Our unique assessment of the parathyroid gland’s activity (how much PTH is being produced by each gland) helps assure that abnormal (over-active) glands are removed, while helping prevent the removal of normal glands. There is no other method to accomplish these two critical components of successful parathyroid surgery.
Unfortunately for patients, the vast majority of surgeons will remove a parathyroid gland and then measure the PTH hormone in the blood to see if it decreases. If it does not, then they know the gland was normal (that they removed!) and they go find another gland to remove and repeat the process. This method guarantees that normal glands are removed in most cases and in some cases all of the normal glands are removed. This problem is becoming of epidemic proportions in the US as inexperienced surgeons perform this operation. About 10% of our practice is on patients who had a failed operation somewhere else, and about a third of them have lost their voice.
Check All Four — The Gold Standard Operation
It has long been known that the only way to achieve very high initial and long-term cure rates is to assess all four glands, but this is very difficult to do and requires many thousands of cases before a surgeon can accomplish this routinely—and why very few surgeons perform this gold-standard operation. Instead, nearly all surgeons chose to obtain localizing studies and then elect to remove only the gland that “shows” on the scan.

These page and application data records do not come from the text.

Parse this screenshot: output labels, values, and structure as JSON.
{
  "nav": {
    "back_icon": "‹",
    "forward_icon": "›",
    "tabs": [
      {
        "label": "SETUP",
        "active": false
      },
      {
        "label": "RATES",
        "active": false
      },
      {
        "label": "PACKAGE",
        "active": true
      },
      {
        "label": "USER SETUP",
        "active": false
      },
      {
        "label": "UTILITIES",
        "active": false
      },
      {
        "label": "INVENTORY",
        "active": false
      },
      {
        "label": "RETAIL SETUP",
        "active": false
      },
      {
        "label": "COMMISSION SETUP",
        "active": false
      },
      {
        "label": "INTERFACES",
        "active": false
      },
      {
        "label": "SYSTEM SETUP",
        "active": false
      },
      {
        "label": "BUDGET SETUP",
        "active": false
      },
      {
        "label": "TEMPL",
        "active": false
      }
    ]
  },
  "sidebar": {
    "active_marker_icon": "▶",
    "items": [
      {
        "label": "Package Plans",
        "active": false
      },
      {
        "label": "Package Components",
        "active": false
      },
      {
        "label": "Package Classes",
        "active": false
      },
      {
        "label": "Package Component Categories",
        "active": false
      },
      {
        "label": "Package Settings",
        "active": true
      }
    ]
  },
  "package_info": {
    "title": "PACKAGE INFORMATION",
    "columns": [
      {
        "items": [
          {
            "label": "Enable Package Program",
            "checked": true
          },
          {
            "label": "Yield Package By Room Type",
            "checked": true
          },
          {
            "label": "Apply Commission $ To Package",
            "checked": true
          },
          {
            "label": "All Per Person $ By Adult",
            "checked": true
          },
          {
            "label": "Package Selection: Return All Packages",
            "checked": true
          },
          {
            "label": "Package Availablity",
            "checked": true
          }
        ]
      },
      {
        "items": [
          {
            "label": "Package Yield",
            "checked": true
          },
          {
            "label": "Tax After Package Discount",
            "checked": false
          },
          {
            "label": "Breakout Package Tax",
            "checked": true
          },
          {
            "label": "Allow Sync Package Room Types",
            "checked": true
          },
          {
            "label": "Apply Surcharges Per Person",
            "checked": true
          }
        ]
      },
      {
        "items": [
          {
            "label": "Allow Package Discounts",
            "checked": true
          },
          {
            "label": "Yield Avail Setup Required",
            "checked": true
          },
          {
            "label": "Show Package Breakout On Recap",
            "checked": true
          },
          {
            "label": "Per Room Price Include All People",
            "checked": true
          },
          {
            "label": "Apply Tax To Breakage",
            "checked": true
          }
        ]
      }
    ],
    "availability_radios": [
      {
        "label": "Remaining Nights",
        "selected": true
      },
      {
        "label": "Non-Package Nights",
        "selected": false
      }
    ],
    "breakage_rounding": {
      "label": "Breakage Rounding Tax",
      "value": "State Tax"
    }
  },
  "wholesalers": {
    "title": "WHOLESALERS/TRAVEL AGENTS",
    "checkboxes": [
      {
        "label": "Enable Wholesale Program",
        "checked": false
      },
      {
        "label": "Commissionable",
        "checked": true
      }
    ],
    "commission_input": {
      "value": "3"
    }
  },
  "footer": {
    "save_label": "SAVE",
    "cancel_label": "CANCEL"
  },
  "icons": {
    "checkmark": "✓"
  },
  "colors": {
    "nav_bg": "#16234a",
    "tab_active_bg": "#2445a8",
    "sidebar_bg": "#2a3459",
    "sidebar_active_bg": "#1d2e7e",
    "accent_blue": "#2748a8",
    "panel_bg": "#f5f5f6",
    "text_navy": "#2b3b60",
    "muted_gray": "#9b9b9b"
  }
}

In contrast, scans used to “find” the bad parathyroid gland play little if any role in our operations because we examine and test all four glands routinely. Negative scan patients have the same operation at our Center and are often the “easiest” technical operations. Thus, we prefer patients have no localizing studies prior to referral. Because of our expertise and methods, our patients can expect complication rates below 0.5% and long-term cure rates over 99%–the best in the world.
Nobody learning to operate on you
Parathyroid surgery is a highly specialized field and we are the only surgeons in the world who perform parathyroid surgery only. It is important to understand that we have the exceptional results because of our experience and techniques (above), but also because we don’t allow surgeons in training to participate in our operations as all university hospitals do. Let’s face it, you didn’t travel a long way to have a surgical resident try to learn surgery on you!
Extremely High Cure Rates
Although our cure rates are over 99%–unquestionably the highest in the world, we cannot cure everybody. The anatomy of the parathyroid glands is so variable that even when we use the expertise of all three surgeons present every operative day we occasionally cannot find a gland. If you aren’t cured, we typically know it and will discuss this with you so you understand the problem and the potential solutions. We will follow along with you and find a solution–we almost always figure it out. It is a very rare patient that we cannot cure.